December 15, 2013
Message of the Assembly Elections

THE elections to the five state assemblies have given a clear verdict. The unambiguous message is the outright rejection of the Congress in four states. Only the small state of Mizoram in the North East is an exception where the Congress retained its majority. In Rajasthan and Delhi, where there were Congress governments, they have been routed in a manner never before. In Rajasthan, the Congress managed to get only 21 seats which is just over 10 per cent of the total seats. In Delhi, it has got an abysmal eight seats which translated into only 11 per cent of the total seats. In Madhya Pradesh and Chattisgarh, the BJP has won for the third time in succession. In both these states, the BJP had been in office for ten years. In Madhya Pradesh, there were corruption charges against 13 ministers; lakhs of acres of land were gifted to companies displacing tens of thousands of people; the living conditions of the ordinary people particularly the adivasis had deteriorated. Yet, the Congress party failed miserably in mobilising the popular discontent. The people refused to choose the Congress because their image and record inspired no confidence. Rather, the Congress-led UPA government at the centre is reviled for its policies which have fuelled rampant price rise and spawned massive corruption. The same situation prevailed in Chattisgarh.
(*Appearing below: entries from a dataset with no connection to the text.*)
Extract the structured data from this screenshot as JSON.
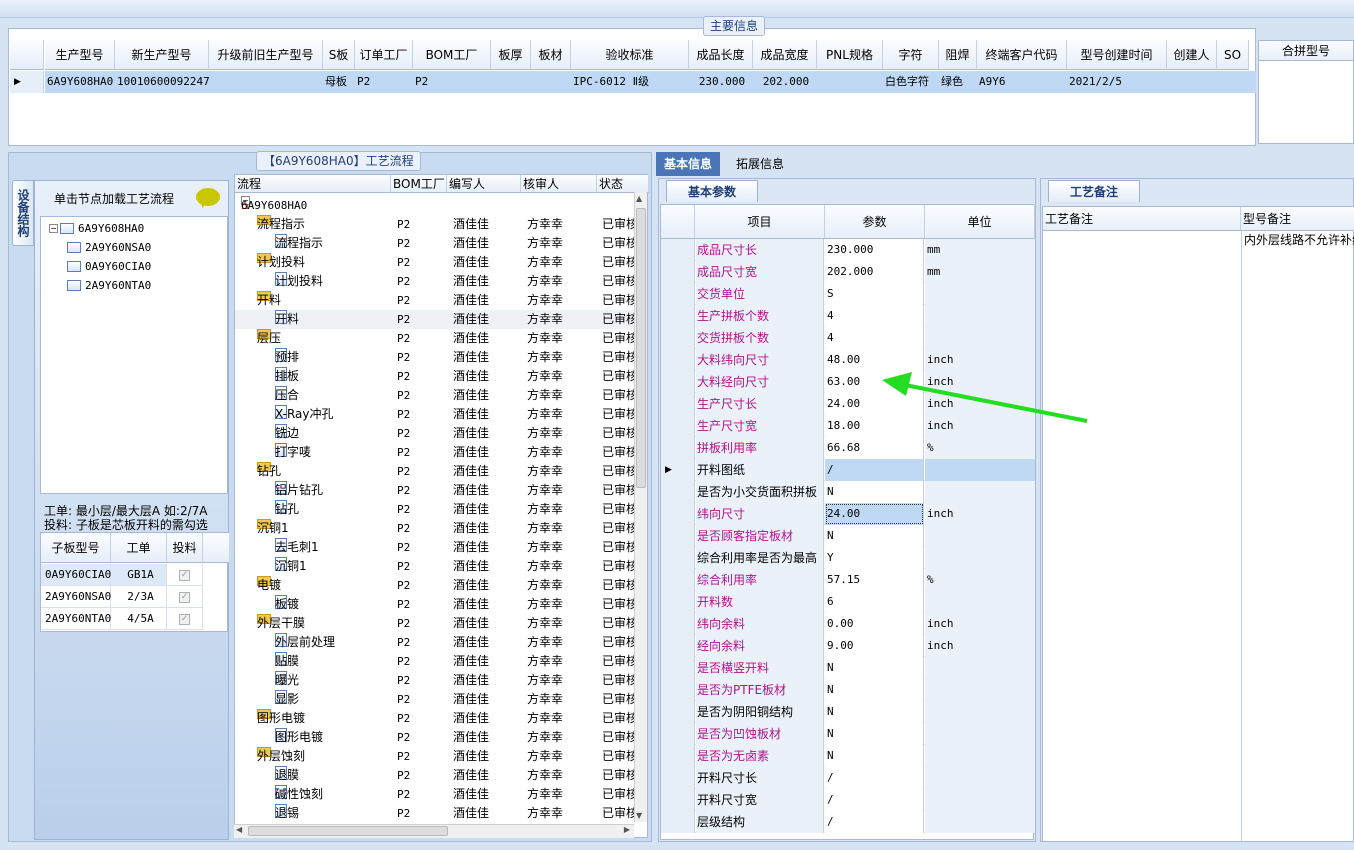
{
  "main": {
    "legend": "主要信息",
    "columns": [
      "生产型号",
      "新生产型号",
      "升级前旧生产型号",
      "S板",
      "订单工厂",
      "BOM工厂",
      "板厚",
      "板材",
      "验收标准",
      "成品长度",
      "成品宽度",
      "PNL规格",
      "字符",
      "阻焊",
      "终端客户代码",
      "型号创建时间",
      "创建人",
      "SO"
    ],
    "row": [
      "6A9Y608HA0",
      "10010600092247",
      "",
      "母板",
      "P2",
      "P2",
      "",
      "",
      "IPC-6012 Ⅱ级",
      "230.000",
      "202.000",
      "",
      "白色字符",
      "绿色",
      "A9Y6",
      "2021/2/5",
      "",
      ""
    ],
    "merge_header": "合拼型号"
  },
  "flow": {
    "legend_prefix": "【6A9Y608HA0】",
    "legend_suffix": "工艺流程",
    "side_tab": "设备结构",
    "load_hint": "单击节点加载工艺流程",
    "struct_tree": [
      "6A9Y608HA0",
      "2A9Y60NSA0",
      "0A9Y60CIA0",
      "2A9Y60NTA0"
    ],
    "note1": "工单: 最小层/最大层A 如:2/7A",
    "note2": "投料: 子板是芯板开料的需勾选",
    "sub_columns": [
      "子板型号",
      "工单",
      "投料"
    ],
    "sub_rows": [
      [
        "0A9Y60CIA0",
        "GB1A"
      ],
      [
        "2A9Y60NSA0",
        "2/3A"
      ],
      [
        "2A9Y60NTA0",
        "4/5A"
      ]
    ],
    "grid_columns": [
      "流程",
      "BOM工厂",
      "编写人",
      "核审人",
      "状态"
    ],
    "root": "6A9Y608HA0",
    "bom": "P2",
    "writer": "酒佳佳",
    "reviewer": "方幸幸",
    "status": "已审核",
    "rows": [
      {
        "name": "流程指示",
        "level": 1
      },
      {
        "name": "流程指示",
        "level": 2
      },
      {
        "name": "计划投料",
        "level": 1
      },
      {
        "name": "计划投料",
        "level": 2
      },
      {
        "name": "开料",
        "level": 1
      },
      {
        "name": "开料",
        "level": 2
      },
      {
        "name": "层压",
        "level": 1
      },
      {
        "name": "预排",
        "level": 2
      },
      {
        "name": "排板",
        "level": 2
      },
      {
        "name": "压合",
        "level": 2
      },
      {
        "name": "X-Ray冲孔",
        "level": 2
      },
      {
        "name": "铣边",
        "level": 2
      },
      {
        "name": "打字唛",
        "level": 2
      },
      {
        "name": "钻孔",
        "level": 1
      },
      {
        "name": "铝片钻孔",
        "level": 2
      },
      {
        "name": "钻孔",
        "level": 2
      },
      {
        "name": "沉铜1",
        "level": 1
      },
      {
        "name": "去毛刺1",
        "level": 2
      },
      {
        "name": "沉铜1",
        "level": 2
      },
      {
        "name": "电镀",
        "level": 1
      },
      {
        "name": "板镀",
        "level": 2
      },
      {
        "name": "外层干膜",
        "level": 1
      },
      {
        "name": "外层前处理",
        "level": 2
      },
      {
        "name": "贴膜",
        "level": 2
      },
      {
        "name": "曝光",
        "level": 2
      },
      {
        "name": "显影",
        "level": 2
      },
      {
        "name": "图形电镀",
        "level": 1
      },
      {
        "name": "图形电镀",
        "level": 2
      },
      {
        "name": "外层蚀刻",
        "level": 1
      },
      {
        "name": "退膜",
        "level": 2
      },
      {
        "name": "碱性蚀刻",
        "level": 2
      },
      {
        "name": "退锡",
        "level": 2
      }
    ]
  },
  "right": {
    "tab_basic": "基本信息",
    "tab_ext": "拓展信息",
    "sub_tab": "基本参数",
    "param_columns": [
      "项目",
      "参数",
      "单位"
    ],
    "params": [
      {
        "item": "成品尺寸长",
        "value": "230.000",
        "unit": "mm",
        "mag": true
      },
      {
        "item": "成品尺寸宽",
        "value": "202.000",
        "unit": "mm",
        "mag": true
      },
      {
        "item": "交货单位",
        "value": "S",
        "unit": "",
        "mag": true
      },
      {
        "item": "生产拼板个数",
        "value": "4",
        "unit": "",
        "mag": true
      },
      {
        "item": "交货拼板个数",
        "value": "4",
        "unit": "",
        "mag": true
      },
      {
        "item": "大料纬向尺寸",
        "value": "48.00",
        "unit": "inch",
        "mag": true
      },
      {
        "item": "大料经向尺寸",
        "value": "63.00",
        "unit": "inch",
        "mag": true
      },
      {
        "item": "生产尺寸长",
        "value": "24.00",
        "unit": "inch",
        "mag": true
      },
      {
        "item": "生产尺寸宽",
        "value": "18.00",
        "unit": "inch",
        "mag": true
      },
      {
        "item": "拼板利用率",
        "value": "66.68",
        "unit": "%",
        "mag": true
      },
      {
        "item": "开料图纸",
        "value": "/",
        "unit": "",
        "mag": false,
        "current": true
      },
      {
        "item": "是否为小交货面积拼板",
        "value": "N",
        "unit": "",
        "mag": false
      },
      {
        "item": "纬向尺寸",
        "value": "24.00",
        "unit": "inch",
        "mag": true,
        "selected": true
      },
      {
        "item": "是否顾客指定板材",
        "value": "N",
        "unit": "",
        "mag": true
      },
      {
        "item": "综合利用率是否为最高",
        "value": "Y",
        "unit": "",
        "mag": false
      },
      {
        "item": "综合利用率",
        "value": "57.15",
        "unit": "%",
        "mag": true
      },
      {
        "item": "开料数",
        "value": "6",
        "unit": "",
        "mag": true
      },
      {
        "item": "纬向余料",
        "value": "0.00",
        "unit": "inch",
        "mag": true
      },
      {
        "item": "经向余料",
        "value": "9.00",
        "unit": "inch",
        "mag": true
      },
      {
        "item": "是否横竖开料",
        "value": "N",
        "unit": "",
        "mag": true
      },
      {
        "item": "是否为PTFE板材",
        "value": "N",
        "unit": "",
        "mag": true
      },
      {
        "item": "是否为阴阳铜结构",
        "value": "N",
        "unit": "",
        "mag": false
      },
      {
        "item": "是否为凹蚀板材",
        "value": "N",
        "unit": "",
        "mag": true
      },
      {
        "item": "是否为无卤素",
        "value": "N",
        "unit": "",
        "mag": true
      },
      {
        "item": "开料尺寸长",
        "value": "/",
        "unit": "",
        "mag": false
      },
      {
        "item": "开料尺寸宽",
        "value": "/",
        "unit": "",
        "mag": false
      },
      {
        "item": "层级结构",
        "value": "/",
        "unit": "",
        "mag": false
      }
    ],
    "remark_tab": "工艺备注",
    "remark_columns": [
      "工艺备注",
      "型号备注"
    ],
    "model_remark": "内外层线路不允许补线"
  },
  "colors": {
    "magenta": "#b0148c",
    "selected_row": "#bfd9f5",
    "arrow": "#22dd22"
  }
}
These four states have for long had a bipolar situation with the two parties – the BJP and the Congress – dominating the scene. The BJP was thus able to register a victory in these elections, being the beneficiary of the strong anti-Congress mood among the people. The new feature, however, has been the results of the Delhi election. Apart from the Congress rout, the BJP could not attain a majority in the election. This was due to the success of the Aam Admi Party which won 28 seats and got nearly 30 per cent of the vote. The AAP has been able to win support from the middle classes and substantial sections of the urban poor and the Scheduled Castes. What the Delhi result shows is that where there is a viable alternative to the Congress and the BJP, the people will support it. It remains to be seen what political programme the AAP will formulate and how it will consolidate its support base. The media has termed these elections as a “semi-final” to the Lok Sabha elections. Some observers have also projected these results as a national trend whereby Modi is going to be propelled to the prime ministership. Such views are simplistic and misplaced. First of all, these elections are not a “semi-final” for the general elections. The four states that went to the polls contribute only 72 seats, ie, 13 per cent of the total Lok Sabha seats. To extrapolate any national trend from these results would be erroneous. Both in the 2004 and 2009 Lok Sabha elections, the BJP won a majority of these 72 seats, yet the NDA lost the elections. What can be stated with certainty is that there is a strong anti-Congress trend among the people. Unlike the four states where bipolarity exists between the Congress and the BJP, in the bulk of the other states, this is not the situation. There the fight is between the Congress and the regional parties or the Left and in some cases, there is a situation of three-cornered contests. In many of these places, the beneficiaries of the anti-Congress mood will not be the BJP but the non-Congress, non-BJP parties. The people who have voted so resoundingly against the Congress have done so against the policies of the Congress which has heaped burdens on them like price rise, unemployment and corruption. The BJP has no policies which are different. What is required is to provide the people a secular democratic alternative which is based on alternative policies. (December 11, 2013)